* _EXERCISE DESCRIPTION_
Filter the data below for the string "index" and copy each matching line.

* _DATA UNDER STUDY_

((

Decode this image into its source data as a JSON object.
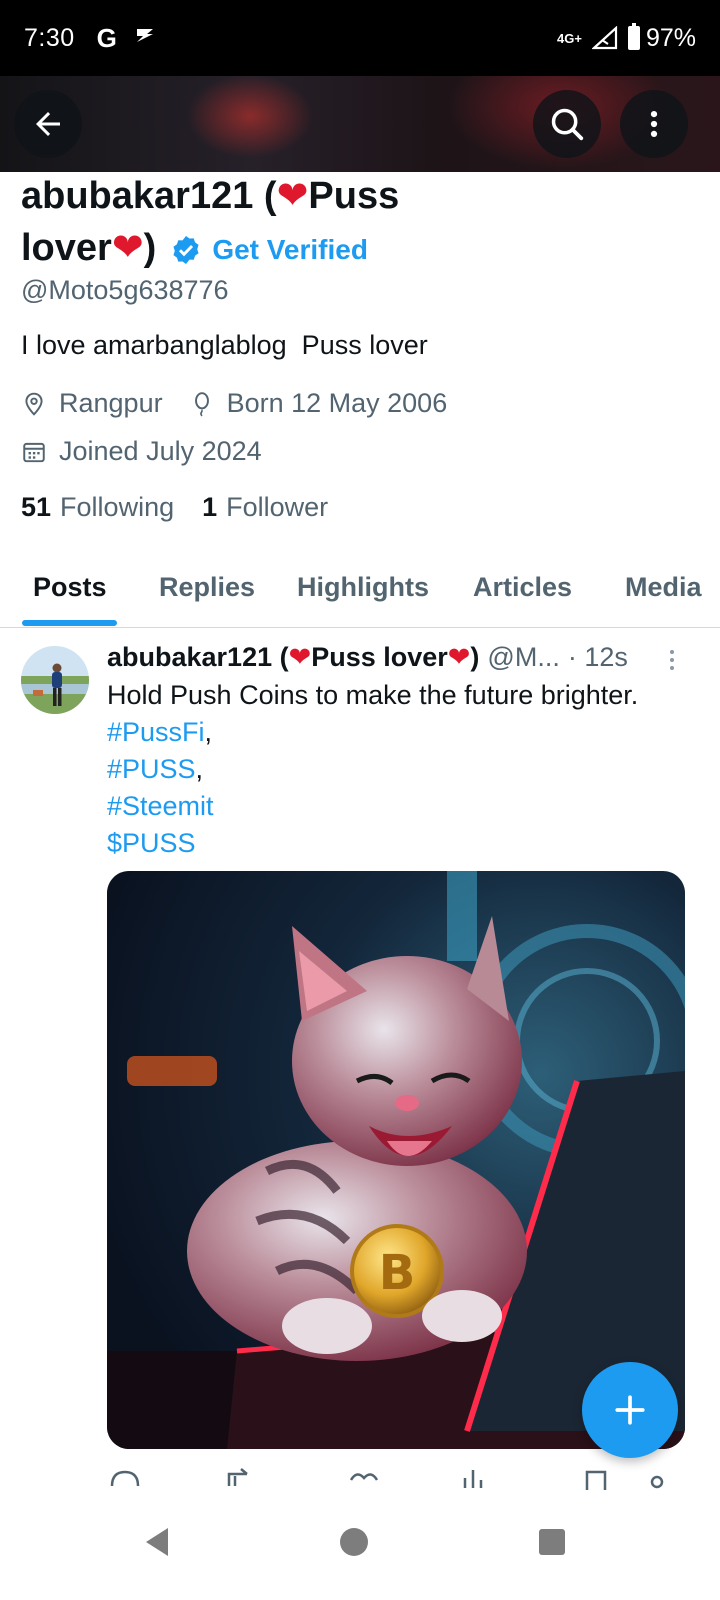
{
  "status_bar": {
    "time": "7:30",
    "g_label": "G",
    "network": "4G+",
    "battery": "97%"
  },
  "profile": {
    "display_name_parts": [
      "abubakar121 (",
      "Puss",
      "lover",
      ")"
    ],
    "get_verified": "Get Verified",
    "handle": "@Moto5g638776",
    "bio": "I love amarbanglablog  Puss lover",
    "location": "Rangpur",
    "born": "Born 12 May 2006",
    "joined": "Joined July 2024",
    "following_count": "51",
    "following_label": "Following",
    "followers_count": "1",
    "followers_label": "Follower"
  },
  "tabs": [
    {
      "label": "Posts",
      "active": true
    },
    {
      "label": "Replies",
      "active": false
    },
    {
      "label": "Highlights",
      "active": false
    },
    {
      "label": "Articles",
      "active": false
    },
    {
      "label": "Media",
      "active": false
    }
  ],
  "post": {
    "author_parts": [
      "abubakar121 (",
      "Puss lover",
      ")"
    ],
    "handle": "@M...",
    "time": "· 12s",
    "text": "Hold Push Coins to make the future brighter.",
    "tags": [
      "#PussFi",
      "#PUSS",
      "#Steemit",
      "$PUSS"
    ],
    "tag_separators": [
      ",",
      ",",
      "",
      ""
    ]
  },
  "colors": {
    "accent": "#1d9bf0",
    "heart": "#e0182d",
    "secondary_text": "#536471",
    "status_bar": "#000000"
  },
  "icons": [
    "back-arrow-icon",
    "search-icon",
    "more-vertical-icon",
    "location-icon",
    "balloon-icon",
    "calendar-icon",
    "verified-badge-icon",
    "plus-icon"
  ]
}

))
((

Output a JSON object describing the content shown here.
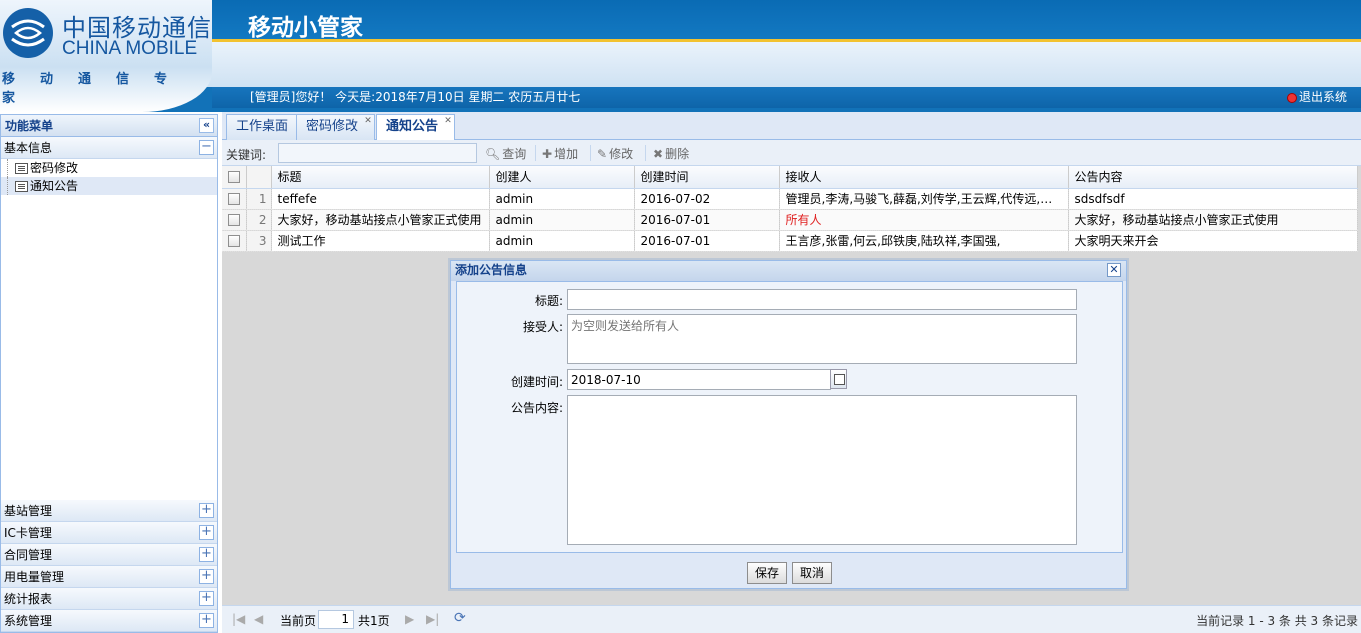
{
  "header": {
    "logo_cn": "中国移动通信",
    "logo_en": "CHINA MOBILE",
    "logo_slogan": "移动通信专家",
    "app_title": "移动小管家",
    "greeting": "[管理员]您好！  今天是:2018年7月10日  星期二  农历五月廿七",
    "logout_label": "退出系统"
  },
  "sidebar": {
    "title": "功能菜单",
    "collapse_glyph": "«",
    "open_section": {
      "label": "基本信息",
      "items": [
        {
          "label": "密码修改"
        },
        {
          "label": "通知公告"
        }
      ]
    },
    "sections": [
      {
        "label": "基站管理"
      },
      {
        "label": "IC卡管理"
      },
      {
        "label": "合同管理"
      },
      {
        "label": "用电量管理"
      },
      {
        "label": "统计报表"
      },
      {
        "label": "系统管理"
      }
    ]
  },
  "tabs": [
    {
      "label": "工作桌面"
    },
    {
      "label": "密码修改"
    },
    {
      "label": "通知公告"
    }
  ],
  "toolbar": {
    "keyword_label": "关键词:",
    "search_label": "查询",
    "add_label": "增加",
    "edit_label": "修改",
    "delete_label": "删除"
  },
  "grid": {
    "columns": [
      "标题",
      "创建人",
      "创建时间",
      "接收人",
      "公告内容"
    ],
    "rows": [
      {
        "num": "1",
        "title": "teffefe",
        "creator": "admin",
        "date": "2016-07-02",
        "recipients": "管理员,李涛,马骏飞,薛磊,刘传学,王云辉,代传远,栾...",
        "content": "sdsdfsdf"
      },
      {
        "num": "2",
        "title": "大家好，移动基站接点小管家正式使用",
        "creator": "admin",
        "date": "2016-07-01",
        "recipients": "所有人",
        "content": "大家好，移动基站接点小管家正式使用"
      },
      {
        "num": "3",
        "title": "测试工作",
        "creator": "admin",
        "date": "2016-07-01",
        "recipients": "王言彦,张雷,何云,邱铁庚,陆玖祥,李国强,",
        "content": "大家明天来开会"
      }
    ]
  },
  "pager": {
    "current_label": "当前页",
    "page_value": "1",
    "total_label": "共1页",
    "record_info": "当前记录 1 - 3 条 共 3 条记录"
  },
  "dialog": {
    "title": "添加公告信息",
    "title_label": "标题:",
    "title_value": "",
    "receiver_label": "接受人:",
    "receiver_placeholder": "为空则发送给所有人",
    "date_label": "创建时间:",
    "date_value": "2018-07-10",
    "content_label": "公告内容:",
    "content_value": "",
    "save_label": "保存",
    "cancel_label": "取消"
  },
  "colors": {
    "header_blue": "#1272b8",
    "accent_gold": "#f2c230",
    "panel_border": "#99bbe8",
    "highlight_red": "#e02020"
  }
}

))
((

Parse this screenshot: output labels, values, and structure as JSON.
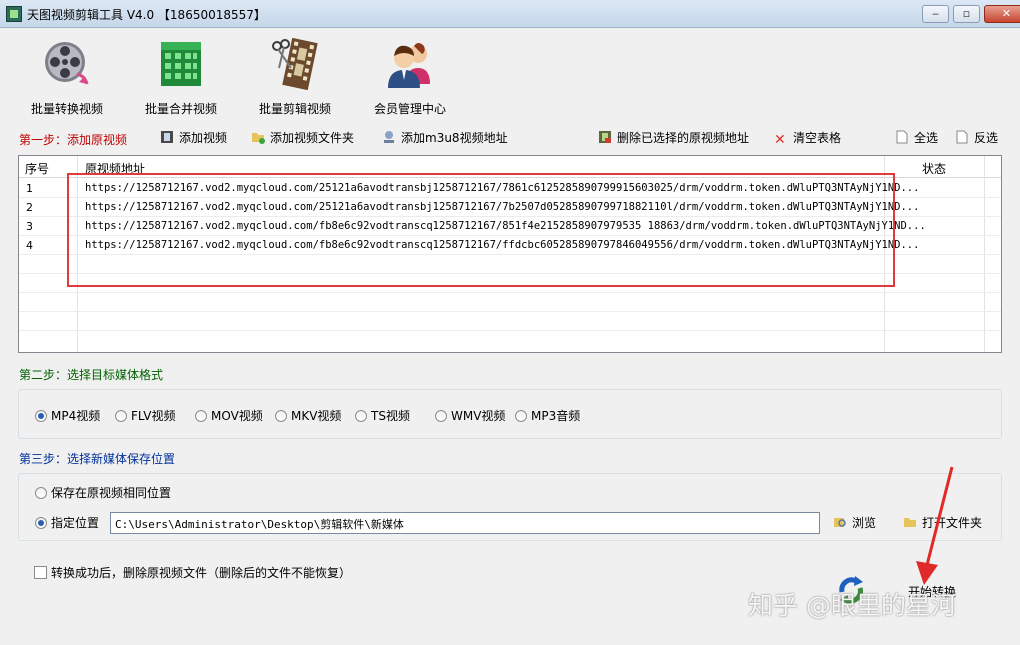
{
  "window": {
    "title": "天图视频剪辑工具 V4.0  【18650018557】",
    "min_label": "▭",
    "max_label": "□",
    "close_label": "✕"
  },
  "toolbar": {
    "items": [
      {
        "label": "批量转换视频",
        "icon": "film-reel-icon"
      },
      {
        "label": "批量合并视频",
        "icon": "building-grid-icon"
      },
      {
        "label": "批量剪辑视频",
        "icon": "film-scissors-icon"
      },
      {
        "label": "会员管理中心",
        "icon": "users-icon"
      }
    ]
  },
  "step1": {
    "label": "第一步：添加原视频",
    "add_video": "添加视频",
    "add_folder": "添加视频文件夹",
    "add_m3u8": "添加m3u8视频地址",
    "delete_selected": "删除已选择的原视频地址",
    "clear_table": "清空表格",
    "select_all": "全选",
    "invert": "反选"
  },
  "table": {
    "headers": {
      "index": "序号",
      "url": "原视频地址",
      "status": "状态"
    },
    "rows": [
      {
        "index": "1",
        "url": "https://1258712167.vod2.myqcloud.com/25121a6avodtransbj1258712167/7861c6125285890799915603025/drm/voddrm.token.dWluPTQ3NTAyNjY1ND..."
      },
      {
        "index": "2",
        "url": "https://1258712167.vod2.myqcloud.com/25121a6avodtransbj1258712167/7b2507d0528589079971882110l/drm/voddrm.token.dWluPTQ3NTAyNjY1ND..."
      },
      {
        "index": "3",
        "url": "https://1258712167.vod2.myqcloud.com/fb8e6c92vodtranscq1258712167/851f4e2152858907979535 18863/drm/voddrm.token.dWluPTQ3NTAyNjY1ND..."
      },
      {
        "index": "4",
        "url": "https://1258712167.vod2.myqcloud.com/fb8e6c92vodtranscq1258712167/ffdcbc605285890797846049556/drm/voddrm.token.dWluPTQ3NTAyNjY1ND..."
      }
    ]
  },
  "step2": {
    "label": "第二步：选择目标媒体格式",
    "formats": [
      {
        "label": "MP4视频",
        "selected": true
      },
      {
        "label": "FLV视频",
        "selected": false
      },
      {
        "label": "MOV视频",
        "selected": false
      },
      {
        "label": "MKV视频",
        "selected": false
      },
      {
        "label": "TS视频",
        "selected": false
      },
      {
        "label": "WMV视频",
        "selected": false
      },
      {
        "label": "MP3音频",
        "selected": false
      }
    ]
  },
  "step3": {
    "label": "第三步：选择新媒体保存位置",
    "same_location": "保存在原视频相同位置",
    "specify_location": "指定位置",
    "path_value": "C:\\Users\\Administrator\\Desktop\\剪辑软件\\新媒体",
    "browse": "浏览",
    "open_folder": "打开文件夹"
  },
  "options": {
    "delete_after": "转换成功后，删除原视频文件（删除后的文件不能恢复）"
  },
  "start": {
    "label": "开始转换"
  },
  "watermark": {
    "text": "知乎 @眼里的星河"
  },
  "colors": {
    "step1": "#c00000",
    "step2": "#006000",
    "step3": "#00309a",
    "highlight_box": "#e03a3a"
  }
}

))

* _SOLVED EXERCISE_
      "index": "序号",
        "index": "1",
        "index": "2",
        "index": "3",
        "index": "4",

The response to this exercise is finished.